Search the entries for the word "JSON". Copy every line that holds it.

> THE RECORDS:
::::
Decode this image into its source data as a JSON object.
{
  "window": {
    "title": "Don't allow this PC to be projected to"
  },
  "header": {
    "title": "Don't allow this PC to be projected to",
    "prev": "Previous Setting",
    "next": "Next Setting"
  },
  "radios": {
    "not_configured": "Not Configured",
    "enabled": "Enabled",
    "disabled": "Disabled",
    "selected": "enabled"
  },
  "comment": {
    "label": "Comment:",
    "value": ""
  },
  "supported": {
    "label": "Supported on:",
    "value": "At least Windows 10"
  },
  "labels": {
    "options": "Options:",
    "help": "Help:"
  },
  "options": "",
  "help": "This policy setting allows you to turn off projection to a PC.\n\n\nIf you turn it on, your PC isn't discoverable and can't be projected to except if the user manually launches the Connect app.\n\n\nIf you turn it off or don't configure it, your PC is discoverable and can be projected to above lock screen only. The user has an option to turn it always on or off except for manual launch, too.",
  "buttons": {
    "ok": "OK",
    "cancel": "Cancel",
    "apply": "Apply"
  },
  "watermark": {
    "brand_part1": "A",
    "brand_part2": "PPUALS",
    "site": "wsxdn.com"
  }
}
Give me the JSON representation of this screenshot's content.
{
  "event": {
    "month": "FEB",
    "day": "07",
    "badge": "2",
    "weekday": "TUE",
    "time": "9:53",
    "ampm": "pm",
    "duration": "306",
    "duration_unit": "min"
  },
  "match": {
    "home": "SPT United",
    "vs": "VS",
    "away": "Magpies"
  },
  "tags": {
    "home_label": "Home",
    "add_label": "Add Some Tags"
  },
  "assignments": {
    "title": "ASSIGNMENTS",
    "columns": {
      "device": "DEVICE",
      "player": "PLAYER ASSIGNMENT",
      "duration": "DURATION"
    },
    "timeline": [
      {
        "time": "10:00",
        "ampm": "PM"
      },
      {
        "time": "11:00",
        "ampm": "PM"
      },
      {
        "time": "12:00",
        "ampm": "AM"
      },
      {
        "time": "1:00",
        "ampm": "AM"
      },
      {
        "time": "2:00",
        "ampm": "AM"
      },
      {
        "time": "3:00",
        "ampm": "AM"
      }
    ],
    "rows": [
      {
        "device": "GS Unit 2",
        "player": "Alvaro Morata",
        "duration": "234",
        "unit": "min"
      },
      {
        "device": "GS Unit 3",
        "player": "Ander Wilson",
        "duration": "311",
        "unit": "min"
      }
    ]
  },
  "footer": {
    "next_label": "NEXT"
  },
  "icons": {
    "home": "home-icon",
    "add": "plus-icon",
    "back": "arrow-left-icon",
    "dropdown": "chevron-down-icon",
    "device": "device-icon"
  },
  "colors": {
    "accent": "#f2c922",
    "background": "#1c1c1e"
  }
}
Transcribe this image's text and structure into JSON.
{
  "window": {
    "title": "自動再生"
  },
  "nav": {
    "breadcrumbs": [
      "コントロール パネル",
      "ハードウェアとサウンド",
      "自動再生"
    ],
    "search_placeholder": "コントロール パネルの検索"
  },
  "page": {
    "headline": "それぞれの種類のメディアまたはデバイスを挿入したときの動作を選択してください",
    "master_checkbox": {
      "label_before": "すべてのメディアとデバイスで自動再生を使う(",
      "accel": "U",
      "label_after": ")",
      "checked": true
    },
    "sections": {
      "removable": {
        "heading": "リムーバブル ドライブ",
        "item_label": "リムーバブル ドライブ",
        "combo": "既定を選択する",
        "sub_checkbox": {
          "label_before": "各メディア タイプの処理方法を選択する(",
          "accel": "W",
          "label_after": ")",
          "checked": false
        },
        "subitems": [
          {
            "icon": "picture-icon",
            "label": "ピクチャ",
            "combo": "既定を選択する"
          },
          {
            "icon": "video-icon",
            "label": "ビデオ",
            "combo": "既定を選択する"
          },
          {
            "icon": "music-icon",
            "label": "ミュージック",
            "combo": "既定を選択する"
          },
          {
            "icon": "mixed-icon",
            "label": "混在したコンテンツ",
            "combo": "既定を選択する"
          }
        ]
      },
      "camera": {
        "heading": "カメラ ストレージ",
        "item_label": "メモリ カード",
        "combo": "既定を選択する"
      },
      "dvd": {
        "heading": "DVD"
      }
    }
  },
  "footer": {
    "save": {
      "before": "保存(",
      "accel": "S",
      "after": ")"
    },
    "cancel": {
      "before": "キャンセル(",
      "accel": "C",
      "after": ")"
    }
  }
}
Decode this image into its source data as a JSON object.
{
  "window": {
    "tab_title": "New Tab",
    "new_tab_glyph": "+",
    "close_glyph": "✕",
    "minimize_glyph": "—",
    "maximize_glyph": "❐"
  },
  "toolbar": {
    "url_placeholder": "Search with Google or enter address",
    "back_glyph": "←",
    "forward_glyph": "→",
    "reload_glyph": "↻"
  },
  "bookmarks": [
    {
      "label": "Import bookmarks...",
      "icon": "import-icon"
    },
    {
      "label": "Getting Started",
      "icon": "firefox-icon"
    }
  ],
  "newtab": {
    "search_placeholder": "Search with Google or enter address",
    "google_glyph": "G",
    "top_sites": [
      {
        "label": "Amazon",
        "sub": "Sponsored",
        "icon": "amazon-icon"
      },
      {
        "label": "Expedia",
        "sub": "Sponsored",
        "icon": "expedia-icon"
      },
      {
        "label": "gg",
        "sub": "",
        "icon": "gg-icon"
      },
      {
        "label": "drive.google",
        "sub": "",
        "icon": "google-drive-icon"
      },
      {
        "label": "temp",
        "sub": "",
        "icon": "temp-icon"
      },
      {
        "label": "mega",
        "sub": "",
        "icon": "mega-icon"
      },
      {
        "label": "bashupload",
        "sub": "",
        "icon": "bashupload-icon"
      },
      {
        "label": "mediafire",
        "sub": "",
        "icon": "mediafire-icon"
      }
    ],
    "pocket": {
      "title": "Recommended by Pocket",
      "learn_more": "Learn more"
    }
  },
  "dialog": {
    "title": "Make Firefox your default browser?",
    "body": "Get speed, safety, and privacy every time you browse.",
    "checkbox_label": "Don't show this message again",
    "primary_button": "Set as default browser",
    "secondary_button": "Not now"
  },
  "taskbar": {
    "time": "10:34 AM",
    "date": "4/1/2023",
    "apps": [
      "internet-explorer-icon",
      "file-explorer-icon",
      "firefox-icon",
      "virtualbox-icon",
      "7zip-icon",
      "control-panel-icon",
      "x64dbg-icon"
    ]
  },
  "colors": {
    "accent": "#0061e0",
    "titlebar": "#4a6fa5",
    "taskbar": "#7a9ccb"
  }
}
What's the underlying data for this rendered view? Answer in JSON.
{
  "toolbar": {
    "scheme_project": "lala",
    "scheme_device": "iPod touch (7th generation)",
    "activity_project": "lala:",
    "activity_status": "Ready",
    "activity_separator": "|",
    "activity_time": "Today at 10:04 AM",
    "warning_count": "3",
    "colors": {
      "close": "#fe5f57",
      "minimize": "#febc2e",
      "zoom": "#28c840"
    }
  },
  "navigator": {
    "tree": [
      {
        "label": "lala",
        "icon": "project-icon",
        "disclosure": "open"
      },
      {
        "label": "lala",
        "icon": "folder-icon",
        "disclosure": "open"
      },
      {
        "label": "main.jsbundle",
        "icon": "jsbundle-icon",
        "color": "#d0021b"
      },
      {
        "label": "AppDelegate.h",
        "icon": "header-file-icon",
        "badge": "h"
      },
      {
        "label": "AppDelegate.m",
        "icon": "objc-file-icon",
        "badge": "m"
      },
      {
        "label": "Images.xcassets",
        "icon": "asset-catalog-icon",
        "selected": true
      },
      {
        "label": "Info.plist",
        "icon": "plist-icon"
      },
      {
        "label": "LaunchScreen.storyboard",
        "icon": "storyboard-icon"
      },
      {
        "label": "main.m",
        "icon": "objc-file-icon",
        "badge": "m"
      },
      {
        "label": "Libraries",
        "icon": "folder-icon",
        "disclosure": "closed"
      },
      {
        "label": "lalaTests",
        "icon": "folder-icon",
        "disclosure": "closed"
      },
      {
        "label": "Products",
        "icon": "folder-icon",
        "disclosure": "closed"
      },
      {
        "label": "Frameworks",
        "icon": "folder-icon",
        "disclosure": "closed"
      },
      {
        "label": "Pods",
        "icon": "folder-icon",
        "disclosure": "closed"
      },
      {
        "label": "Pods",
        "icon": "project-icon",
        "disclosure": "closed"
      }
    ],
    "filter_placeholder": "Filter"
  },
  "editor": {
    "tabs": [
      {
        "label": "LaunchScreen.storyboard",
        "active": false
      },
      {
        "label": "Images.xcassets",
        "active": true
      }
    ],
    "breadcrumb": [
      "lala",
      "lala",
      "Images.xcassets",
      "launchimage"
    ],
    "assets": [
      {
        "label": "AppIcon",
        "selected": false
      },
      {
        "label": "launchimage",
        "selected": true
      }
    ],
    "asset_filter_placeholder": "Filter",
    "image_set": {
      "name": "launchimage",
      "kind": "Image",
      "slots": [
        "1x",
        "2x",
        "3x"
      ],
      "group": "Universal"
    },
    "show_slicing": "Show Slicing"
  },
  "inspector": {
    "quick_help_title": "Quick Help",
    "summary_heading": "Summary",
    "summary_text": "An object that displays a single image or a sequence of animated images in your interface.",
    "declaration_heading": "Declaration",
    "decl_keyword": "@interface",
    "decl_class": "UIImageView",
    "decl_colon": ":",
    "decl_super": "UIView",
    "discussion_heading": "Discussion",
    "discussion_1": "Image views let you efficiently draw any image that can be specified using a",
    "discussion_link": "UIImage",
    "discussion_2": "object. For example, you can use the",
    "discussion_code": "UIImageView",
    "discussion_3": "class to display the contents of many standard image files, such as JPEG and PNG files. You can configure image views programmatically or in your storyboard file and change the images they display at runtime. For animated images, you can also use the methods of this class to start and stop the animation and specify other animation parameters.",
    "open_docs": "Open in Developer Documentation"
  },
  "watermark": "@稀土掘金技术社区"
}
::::
> SOLVED EXERCISE:
Decode this image into its source data as a JSON object.
Give me the JSON representation of this screenshot's content.
Transcribe this image's text and structure into JSON.
Decode this image into its source data as a JSON object.
What's the underlying data for this rendered view? Answer in JSON.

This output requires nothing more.